  248. So people say a lot of things
    about reading that feel exaggerated to me.

  249. Being literate didn't stop him
    form being discriminated against.
  250. It didn't stop his mother from dying.
  251. So what can reading do?
  252. I have a few answers to end with today.
  253. Reading charged his inner life

  254. with mystery, with imagination,
  255. with beauty.
  256. Reading gave him images that gave him joy:
  257. mountain, ocean, deer, frost.
  258. Words that taste of a free, natural world.
  259. Reading gave him a language
    for what he had lost.
  260. How precious are these lines
    from the poet Derek Walcott?
  261. Patrick memorized this poem.
  262. "Days that I have held,
  263. days that I have lost,
  264. days that outgrow, like daughters,
  265. my harboring arms."
  266. Reading taught him his own courage.

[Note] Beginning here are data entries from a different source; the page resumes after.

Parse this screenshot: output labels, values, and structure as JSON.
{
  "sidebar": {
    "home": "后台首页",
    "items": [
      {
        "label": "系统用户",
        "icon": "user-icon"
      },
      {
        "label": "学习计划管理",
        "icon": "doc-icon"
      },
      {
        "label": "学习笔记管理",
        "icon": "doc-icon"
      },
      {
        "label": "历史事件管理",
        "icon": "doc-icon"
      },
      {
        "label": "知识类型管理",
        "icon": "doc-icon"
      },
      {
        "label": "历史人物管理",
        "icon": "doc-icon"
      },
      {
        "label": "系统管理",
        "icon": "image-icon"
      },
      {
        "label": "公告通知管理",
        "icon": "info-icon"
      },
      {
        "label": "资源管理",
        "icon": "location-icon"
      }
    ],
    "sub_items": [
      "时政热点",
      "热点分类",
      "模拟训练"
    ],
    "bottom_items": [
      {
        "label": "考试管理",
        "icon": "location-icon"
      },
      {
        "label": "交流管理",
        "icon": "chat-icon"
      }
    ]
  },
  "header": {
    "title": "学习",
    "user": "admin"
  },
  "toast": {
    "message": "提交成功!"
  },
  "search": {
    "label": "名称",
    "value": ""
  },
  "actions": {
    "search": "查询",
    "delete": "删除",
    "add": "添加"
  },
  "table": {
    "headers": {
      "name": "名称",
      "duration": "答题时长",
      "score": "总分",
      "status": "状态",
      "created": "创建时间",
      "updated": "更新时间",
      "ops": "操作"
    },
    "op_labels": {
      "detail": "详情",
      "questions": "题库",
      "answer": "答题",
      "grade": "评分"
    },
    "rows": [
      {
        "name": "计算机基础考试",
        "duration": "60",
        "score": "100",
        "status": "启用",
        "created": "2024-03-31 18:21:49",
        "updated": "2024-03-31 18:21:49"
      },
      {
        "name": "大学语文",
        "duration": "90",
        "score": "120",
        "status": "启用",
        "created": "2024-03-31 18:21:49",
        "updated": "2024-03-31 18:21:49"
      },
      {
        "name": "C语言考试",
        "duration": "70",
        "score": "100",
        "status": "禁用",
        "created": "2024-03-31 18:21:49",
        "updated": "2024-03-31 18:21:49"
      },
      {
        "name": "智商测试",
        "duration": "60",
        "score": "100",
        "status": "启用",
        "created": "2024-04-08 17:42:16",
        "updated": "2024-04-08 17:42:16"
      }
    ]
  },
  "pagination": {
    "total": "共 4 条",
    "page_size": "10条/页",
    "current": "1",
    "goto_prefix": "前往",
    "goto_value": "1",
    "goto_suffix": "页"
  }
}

  267. Remember that he kept reading
    Frederick Douglass,
  268. even though it was painful.
  269. He kept being conscious,
    even though being conscious hurts.
  270. Reading is a form of thinking,
  271. that's why it's difficult to read
    because we have to think.
  272. And Patrick chose to think,
    rather than to not think.
  273. And last, reading gave him a language
    to speak to his daughter.
  274. Reading inspired him to want to write.
  275. The link between reading
    and writing is so powerful.
  276. When we begin to read,
  277. we begin to find the words.
  278. And he found the words
    to imagine the two of them together.
  279. He found the words
  280. to tell her how much he loved her.
  281. Reading also changed
    our relationship with each other.

  282. It gave us an occasion for intimacy,
  283. to see beyond our points of view.
  284. And reading took an unequal relationship
  285. and gave us a momentary equality.
  286. When you meet somebody as a reader,
  287. you meet him for the first time,
  288. newly, freshly.
  289. There is no way you can know
    what his favorite line will be.
  290. What memories and private griefs he has.
  291. And you face the ultimate privacy
    of his inner life.
  292. And then you start to wonder,
    "Well, what is my inner life made of?
  293. What do I have that's worthwhile
    to share with another?"
  294. I want to close

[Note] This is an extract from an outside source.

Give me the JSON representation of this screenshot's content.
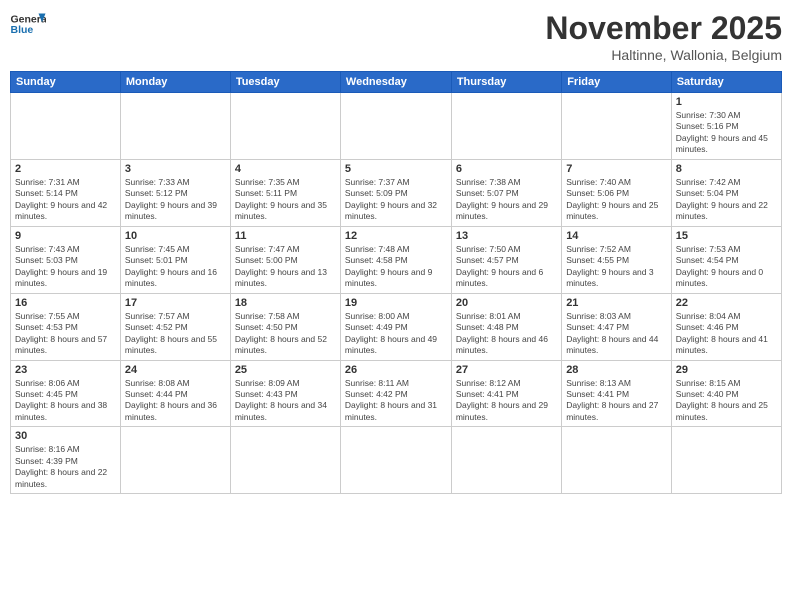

  295. on some of my favorite lines
    from Patrick's letters to his daughter.
  296. "The river is shadowy in some places
  297. but the light shines
    through the cracks of trees ...
  298. On some branches
    hang plenty of mulberries.
  299. You stretch your arm
    straight out to grab some."
  300. And this lovely letter, where he writes,
  301. "Close your eyes and listen
    to the sounds of the words.
  302. I know this poem by heart
  303. and I would like you to know it, too."
  304. Thank you so much everyone.

  305. (Applause)